A new Belgian museum explores what daily life would have looked like during the Renaissance. The Hof van Busleyden Museum sits in a recently renovated palace in Mechelen, near Antwerp.
The beautiful city of Mechelen was once the capital of the Burgundian Netherlands. It flourished between the 14th and 15th centuries, at the height of the European Renaissance. The palace used to belong to Hiëronymus Van Busleyden, a famous humanist, and patron of the arts.
Today, the new Belgian museum recreated this Burgundian Renaissance, exploring the history, ideas, power, and craftsmanship that surrounds it. This stately sixteenth-century palace also shows how the influence of the Renaissance and of Mechelen’s court culture can still be seen in the vibrant contemporary city of Mechelen.

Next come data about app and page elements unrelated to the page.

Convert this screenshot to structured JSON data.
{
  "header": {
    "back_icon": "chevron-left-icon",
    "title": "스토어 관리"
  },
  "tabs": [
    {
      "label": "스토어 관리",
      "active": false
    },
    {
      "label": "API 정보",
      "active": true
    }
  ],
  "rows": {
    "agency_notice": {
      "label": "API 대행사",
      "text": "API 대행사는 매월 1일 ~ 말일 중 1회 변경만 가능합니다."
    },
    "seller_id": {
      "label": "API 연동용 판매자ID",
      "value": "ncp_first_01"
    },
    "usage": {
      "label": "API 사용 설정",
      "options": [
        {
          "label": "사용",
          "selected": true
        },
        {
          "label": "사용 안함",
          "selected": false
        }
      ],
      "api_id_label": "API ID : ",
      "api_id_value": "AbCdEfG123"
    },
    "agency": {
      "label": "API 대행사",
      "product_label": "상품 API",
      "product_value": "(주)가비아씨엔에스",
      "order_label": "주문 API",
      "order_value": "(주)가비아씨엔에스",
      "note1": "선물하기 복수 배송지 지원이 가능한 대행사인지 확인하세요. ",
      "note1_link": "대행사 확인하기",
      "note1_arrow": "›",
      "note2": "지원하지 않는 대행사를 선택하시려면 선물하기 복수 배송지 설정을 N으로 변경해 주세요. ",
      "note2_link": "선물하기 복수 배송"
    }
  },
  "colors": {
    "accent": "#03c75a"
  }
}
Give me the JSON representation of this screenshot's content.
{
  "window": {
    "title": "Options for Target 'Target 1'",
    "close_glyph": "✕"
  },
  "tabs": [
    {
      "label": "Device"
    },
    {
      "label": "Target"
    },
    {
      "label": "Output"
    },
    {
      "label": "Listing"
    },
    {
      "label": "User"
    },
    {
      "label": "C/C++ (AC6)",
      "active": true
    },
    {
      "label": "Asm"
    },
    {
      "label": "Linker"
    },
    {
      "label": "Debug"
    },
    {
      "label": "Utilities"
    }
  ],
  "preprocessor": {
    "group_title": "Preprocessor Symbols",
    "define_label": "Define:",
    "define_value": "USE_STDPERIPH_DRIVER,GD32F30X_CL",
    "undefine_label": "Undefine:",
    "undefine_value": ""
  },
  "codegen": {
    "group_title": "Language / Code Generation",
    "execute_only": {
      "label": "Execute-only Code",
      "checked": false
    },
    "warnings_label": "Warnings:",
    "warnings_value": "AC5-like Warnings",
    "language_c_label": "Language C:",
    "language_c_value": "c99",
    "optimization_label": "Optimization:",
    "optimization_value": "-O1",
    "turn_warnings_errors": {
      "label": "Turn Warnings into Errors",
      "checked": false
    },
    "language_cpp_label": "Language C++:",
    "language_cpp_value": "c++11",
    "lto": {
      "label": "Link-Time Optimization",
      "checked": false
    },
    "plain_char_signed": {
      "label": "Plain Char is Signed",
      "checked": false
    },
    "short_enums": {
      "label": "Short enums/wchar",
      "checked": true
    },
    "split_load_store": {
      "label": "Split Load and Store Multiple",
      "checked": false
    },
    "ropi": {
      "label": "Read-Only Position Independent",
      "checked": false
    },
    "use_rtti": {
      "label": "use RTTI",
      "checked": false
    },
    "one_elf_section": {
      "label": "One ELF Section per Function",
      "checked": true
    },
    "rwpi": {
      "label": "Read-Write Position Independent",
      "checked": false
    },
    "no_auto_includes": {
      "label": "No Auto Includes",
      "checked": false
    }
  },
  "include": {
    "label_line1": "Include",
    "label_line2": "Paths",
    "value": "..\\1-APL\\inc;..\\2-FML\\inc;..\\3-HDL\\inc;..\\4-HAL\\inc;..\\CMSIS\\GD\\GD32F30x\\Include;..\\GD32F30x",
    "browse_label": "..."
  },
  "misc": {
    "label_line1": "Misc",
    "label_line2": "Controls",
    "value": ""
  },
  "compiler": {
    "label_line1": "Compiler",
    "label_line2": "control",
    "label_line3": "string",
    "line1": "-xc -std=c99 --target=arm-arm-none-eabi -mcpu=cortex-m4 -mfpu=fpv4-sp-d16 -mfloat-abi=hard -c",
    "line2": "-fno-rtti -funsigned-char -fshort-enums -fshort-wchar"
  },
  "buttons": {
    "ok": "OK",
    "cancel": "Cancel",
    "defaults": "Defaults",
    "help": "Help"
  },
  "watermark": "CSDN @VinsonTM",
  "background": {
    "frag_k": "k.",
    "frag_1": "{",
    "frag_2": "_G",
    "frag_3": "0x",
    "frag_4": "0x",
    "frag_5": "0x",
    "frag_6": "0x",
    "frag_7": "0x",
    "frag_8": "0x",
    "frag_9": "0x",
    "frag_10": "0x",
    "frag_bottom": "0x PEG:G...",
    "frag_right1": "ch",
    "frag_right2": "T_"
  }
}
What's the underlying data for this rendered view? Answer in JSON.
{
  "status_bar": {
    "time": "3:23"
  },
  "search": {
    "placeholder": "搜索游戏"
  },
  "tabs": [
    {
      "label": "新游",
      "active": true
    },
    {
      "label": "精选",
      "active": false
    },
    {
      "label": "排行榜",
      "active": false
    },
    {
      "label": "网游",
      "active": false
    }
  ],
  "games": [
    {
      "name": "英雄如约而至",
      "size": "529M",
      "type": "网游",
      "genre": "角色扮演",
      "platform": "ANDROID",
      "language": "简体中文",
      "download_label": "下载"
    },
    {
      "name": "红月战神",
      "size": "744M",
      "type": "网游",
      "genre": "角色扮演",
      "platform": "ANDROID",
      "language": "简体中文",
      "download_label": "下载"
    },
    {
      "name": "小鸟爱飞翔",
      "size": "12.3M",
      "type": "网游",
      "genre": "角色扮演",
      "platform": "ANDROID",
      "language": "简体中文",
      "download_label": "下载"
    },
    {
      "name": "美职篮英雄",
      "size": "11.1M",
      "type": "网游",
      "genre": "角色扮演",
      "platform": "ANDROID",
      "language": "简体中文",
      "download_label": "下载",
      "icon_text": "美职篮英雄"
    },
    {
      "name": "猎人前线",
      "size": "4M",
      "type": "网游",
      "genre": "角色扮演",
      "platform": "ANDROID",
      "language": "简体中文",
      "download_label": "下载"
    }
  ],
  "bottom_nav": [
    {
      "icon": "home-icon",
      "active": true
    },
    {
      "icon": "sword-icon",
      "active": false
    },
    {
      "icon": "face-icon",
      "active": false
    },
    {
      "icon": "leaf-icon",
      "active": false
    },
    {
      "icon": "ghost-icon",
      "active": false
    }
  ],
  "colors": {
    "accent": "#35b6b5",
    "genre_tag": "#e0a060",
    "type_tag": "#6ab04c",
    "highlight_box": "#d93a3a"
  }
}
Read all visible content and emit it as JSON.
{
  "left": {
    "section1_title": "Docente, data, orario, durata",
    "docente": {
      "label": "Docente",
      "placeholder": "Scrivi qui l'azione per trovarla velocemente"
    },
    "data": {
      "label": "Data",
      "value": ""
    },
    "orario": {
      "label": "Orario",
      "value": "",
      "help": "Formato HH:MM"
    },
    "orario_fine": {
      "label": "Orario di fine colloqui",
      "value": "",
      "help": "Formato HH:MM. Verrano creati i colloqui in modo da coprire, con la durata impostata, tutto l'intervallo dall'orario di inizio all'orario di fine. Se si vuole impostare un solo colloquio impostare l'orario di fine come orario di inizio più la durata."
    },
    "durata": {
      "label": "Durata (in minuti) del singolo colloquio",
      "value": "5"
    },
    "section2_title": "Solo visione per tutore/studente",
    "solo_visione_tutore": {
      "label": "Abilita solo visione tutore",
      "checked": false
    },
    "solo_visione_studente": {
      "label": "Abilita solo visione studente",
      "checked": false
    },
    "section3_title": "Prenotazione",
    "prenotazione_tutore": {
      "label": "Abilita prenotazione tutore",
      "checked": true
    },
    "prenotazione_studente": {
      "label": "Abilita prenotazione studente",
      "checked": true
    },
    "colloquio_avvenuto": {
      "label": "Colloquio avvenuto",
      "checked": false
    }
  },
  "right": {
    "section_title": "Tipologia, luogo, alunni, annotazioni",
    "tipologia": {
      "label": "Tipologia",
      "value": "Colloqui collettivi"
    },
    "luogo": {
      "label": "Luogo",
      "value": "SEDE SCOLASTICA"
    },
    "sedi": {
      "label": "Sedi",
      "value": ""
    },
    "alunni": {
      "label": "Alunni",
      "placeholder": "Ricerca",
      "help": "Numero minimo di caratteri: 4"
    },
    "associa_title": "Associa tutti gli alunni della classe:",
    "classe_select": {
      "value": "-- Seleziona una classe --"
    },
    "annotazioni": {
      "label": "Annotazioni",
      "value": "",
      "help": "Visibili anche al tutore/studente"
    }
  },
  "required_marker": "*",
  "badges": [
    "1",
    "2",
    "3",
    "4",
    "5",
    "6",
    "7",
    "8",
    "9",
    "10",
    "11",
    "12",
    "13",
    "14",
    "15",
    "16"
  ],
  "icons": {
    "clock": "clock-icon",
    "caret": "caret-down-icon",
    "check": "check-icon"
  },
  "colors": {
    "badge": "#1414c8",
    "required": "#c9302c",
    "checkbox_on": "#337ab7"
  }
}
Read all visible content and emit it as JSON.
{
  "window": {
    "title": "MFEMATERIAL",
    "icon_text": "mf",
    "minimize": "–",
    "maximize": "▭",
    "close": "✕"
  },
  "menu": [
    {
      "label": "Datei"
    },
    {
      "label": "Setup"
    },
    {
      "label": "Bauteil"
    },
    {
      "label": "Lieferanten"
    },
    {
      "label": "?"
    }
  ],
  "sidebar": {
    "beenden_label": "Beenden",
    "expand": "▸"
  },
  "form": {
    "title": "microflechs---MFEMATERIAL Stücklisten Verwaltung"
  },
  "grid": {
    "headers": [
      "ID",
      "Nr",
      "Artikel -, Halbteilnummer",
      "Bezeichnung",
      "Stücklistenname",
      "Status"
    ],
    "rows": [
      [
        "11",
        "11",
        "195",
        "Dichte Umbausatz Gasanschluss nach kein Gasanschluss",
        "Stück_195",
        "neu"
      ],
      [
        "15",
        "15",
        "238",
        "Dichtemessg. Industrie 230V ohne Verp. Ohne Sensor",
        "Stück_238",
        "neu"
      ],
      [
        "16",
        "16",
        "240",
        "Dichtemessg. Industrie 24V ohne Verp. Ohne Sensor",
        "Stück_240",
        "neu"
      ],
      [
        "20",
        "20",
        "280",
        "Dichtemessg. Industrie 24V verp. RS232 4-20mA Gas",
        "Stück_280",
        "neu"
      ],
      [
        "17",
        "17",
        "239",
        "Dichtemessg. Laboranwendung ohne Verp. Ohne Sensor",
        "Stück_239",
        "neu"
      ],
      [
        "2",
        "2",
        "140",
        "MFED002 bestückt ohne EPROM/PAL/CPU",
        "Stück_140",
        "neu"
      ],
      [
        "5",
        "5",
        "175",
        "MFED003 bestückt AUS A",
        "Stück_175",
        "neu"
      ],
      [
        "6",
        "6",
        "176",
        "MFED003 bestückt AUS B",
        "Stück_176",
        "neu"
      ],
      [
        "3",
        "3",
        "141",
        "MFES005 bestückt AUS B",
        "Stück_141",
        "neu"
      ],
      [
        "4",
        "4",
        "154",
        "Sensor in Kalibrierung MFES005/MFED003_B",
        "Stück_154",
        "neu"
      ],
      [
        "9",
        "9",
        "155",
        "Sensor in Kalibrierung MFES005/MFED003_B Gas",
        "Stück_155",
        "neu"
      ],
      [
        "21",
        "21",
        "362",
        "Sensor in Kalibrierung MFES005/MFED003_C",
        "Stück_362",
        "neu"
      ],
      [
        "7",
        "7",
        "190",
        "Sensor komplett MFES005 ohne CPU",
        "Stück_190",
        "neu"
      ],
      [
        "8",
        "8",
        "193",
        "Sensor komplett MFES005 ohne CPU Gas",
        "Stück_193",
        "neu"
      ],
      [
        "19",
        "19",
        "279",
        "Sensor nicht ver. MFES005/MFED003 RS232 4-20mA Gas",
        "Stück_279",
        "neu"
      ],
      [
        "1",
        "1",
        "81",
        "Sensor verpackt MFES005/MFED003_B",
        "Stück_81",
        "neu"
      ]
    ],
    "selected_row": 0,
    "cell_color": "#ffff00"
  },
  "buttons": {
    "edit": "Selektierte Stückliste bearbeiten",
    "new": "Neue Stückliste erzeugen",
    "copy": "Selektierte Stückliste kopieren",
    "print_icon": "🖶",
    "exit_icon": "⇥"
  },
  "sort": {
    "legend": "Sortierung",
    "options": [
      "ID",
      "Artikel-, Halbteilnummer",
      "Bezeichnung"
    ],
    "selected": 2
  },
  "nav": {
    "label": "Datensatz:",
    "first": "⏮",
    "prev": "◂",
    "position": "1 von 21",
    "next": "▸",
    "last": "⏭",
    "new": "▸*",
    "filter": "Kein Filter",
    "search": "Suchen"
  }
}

A New Belgian museum takes you back to the Renaissance
The many rooms at the Hof van Busleyden Museum are designed to transport visitors to this exciting period in history. As the museum’s website says, “Now as then, the palace is a meeting place where new ideas are born and art is collected and displayed.”
The museum has a large collection of art and artefacts and also features various exhibitions and activities. A recent exhibition, titled Call for Justice, highlighted the fascinating connections between art, the and the ideas of justice and injustice. The Belgian museum will also highlight the different communities of the city of Mechelen. Among these will be an annual chance to connect the Burgundian period to the modern day.
Visitors can also look at the intriguing Enclosed Gardens. To find out more about the Hof van Busleyden Museum at their official website.